In the letter to the tire manufacturers, Earthjustice acknowledges that the suit is being made on behalf of the Institute for Fisheries Resources and Pacific Coast Federation of Fishermen’s Associations, because chemicals used in the production of tires has had adverse impacts on coho, steelhead and Chinook salmon species.
The letter, addressed to tire manufacturers that include Goodyear, Bridgestone, Michelin, and Cooper tires, alleges that the chemicals known as 6PPD and 6PPD-q get from roads into waterways from the tires these companies produce and sell to consumers.
“Exposure to 6PPD-q can kill a coho salmon within hours, and the chemical is responsible for ‘urban runoff mortality syndrome,’ which kills up to 100% of coho returning to spawn in urban streams,” read the letter from Earthjustice’s lawyers.

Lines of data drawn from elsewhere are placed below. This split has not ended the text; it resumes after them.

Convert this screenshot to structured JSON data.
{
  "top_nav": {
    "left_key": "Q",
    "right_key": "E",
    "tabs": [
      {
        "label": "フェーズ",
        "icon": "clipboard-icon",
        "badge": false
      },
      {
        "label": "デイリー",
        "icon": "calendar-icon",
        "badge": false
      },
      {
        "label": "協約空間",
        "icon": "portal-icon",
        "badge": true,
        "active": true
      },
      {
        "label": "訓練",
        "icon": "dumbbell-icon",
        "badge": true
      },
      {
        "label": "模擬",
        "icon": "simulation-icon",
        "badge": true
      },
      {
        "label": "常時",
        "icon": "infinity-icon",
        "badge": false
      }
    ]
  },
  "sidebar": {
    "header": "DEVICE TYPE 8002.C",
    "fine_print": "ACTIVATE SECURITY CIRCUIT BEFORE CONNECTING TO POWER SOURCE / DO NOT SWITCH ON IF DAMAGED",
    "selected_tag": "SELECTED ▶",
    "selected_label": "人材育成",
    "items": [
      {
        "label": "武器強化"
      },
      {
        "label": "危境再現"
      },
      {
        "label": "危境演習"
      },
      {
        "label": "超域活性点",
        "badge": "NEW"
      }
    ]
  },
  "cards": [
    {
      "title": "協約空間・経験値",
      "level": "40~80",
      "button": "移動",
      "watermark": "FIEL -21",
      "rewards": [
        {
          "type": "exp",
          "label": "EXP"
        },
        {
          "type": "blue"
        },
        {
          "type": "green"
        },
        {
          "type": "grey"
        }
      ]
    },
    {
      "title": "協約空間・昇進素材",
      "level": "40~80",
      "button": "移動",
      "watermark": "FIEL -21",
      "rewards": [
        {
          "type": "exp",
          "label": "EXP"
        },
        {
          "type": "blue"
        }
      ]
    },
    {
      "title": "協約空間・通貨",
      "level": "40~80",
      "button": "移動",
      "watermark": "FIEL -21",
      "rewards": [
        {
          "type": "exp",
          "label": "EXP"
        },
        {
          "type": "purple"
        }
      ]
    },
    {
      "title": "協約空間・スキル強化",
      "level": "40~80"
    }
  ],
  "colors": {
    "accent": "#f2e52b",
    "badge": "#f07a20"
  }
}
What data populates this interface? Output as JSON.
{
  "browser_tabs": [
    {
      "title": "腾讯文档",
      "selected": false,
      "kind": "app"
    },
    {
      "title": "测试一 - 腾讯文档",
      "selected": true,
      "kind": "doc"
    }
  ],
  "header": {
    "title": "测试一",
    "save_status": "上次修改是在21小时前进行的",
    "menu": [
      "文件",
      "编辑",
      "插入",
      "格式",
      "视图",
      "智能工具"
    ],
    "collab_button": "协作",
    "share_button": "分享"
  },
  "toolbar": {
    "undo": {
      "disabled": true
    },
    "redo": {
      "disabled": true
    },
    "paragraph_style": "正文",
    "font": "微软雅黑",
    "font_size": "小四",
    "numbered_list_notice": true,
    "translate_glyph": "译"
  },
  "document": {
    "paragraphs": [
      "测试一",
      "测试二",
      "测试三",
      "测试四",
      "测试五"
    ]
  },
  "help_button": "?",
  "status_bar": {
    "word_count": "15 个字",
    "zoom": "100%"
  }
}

The environmental advocacy group alleges that these chemicals have already had an impact on Pacific salmon populations, citing research that suggests “[w]ild coho populations cannot withstand the high rates of mortality that are now regularly occurring in urban spawning habitats, and that “it will be difficult, if not impossible to reverse historical coho declines without addressing the toxic pollution dimension of freshwater habitats.”
According to Earthjustice, 6PPD-q is present not only in stormwater runoff and urban watersheds at levels that can harm and kill coho salmon, steelhead trout, Chinook salmon, and other aquatic organisms, but is also now widely present in sediments and soils, household dust, and the urine of pregnant women, with emerging science pointing to toxicity in mammals and therefore potential risk to human health as well.
In the letter to the tire manufacturers, that are mostly based in California, Earthjustice gave the companies 60 days to cease the “unauthorized take of these species” before they engage in litigation against the manufacturers